- Subway added new sandwiches and ingredients to its menu in July.
- Over 6,000 Subway restaurants closed during the pandemic.
- The new menu is a move in the right direction, but much too little too late.
- See more stories on Insider’s business page.
Subway closed more than 10,000 locations early on July 12 to prepare for a major menu revamp.
When restaurants reopened the next day, they carried an updated menu as part of Subway’s “Eat Fresh Refresh,” which included more than 20 menu changes.
To celebrate, Subway locations planned to give away 1 million free subs.
The launch seemed to be a flop, Nancy Luna reported. One franchisee said it was a “giant letdown,” and hardly anyone wanted the free sandwiches. Subway told Insider the event “beat” expectations.

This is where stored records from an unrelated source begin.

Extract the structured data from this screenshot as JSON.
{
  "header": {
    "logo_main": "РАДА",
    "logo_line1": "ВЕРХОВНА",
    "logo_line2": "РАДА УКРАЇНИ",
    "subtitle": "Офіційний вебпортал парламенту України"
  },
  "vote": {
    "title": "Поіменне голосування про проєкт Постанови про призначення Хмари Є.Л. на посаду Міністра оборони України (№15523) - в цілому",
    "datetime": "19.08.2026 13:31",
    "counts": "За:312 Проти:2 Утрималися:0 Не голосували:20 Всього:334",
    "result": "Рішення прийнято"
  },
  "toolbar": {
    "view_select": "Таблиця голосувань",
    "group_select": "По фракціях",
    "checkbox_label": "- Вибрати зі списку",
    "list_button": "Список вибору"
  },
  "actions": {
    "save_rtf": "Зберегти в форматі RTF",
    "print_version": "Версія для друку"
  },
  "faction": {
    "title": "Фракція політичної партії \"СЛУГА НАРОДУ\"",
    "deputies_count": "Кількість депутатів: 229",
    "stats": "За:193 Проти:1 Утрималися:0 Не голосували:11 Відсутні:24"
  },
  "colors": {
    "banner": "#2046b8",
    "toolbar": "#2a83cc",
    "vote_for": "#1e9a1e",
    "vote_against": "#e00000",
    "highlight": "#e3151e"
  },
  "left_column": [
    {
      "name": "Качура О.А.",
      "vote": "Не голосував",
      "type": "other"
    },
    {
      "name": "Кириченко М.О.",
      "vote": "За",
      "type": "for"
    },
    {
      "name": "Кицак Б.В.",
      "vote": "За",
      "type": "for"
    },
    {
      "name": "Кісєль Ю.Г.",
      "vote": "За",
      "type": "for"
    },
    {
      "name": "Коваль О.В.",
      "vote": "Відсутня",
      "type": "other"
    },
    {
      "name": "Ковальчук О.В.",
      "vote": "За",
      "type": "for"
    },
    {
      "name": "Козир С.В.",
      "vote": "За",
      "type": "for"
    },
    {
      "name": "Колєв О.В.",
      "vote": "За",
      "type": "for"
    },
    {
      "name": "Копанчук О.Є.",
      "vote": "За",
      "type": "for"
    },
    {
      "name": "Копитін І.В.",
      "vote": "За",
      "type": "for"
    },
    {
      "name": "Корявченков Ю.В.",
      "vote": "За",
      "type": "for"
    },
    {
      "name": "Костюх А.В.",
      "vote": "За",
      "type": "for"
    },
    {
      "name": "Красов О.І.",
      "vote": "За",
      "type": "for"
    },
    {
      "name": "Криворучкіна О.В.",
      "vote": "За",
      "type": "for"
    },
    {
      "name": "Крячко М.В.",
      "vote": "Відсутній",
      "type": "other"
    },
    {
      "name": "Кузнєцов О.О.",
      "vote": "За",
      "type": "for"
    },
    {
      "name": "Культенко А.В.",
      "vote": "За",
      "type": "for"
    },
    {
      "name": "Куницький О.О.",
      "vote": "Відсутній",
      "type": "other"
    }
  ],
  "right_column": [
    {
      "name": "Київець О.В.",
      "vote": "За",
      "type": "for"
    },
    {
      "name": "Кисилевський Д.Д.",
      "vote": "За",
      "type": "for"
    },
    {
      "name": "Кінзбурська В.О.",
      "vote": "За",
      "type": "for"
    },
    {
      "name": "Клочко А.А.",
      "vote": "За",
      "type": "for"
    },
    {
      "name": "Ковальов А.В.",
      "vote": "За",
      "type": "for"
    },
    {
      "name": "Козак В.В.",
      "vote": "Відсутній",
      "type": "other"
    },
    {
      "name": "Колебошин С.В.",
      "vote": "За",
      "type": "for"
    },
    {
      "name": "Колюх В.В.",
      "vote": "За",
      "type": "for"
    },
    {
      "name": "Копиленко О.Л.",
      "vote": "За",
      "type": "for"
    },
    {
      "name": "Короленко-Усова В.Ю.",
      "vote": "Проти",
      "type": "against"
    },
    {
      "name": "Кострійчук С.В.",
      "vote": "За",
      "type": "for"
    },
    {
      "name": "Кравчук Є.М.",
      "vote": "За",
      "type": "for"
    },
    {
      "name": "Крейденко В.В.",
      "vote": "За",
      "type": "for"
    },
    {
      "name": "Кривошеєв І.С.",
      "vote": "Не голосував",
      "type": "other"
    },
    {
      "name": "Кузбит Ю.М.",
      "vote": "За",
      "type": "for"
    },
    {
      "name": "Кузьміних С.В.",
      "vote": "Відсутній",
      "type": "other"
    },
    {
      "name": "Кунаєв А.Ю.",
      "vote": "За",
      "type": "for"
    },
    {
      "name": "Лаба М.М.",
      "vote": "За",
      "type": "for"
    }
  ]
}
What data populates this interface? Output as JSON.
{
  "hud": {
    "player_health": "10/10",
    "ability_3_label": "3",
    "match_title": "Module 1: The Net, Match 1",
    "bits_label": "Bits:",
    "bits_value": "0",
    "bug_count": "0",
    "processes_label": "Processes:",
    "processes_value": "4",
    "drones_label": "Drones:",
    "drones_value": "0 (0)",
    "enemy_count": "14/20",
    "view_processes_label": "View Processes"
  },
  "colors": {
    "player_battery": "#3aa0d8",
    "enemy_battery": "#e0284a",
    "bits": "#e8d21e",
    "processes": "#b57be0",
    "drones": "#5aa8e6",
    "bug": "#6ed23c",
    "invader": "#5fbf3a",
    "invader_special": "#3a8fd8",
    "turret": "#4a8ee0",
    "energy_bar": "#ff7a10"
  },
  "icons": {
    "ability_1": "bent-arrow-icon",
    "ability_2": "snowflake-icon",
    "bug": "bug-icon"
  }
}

The poorly received launch of the new menu seemed like a sign of things to come.
I enlisted my brother and sister to help me test out some of the new menu items.
We stopped by a Pennsylvania Subway located inside a Walmart.
The restaurant has the ingredients for four of the six new sandwiches.
First up, I tried the new chicken bacon ranch sub, which cost $8.90 for a footlong.
The sandwich, which came double wrapped in paper and foil, contained cheddar cheese, lettuce, tomatoes, red onions, ranch, chicken, and bacon on toasted Italian bread.
Upon unwrapping, it didn’t look very appealing with ranch spilling out.
It was actually not bad, though. I thought the bacon was a nice addition, and this ended up being our favorite sandwich.
Next up was the Cali Fresh with steak, which costs $7.99 for a footlong.
It came with spinach, tomatoes, red onions, mayonnaise, and steak on multigrain bread.
My sister Elizabeth was not a fan. She described it as “wet.”
The Cali Fresh Turkey sub, which has the same ingredients as the steak version, was okay but still not great. “Better than the steak, but still too wet,” was her verdict.
Last up was the All-American Club, which includes turkey, bacon, ham, American cheese, lettuce, tomatoes, and red onions on Italian bread. It cost $8.39.
My brother, Ben, said this sandwich was decent and he’d probably order it again.
Everything was solidly mediocre. The best rating we could give any of them was “Eh,” as in they weren’t bad, although not particularly good either.
Ultimately, all three of us agreed that while none of the sandwiches we tried were terrible, they weren’t enough to give Subway the boost it needs.
The menu updates, like improved bread, avocado, and mozzarella felt necessary to keep Subway competitive, but it may be too little too late.
Subway is in a difficult position. It closed more locations than any other large US chain in 2020, and it’s caught in a battle between two billionaire owner families and angry franchisees.
Meanwhile, the world of fast food has only gotten more competitive. For the price of a subway sub, you can get a full meal of more appetizing food from several other chains.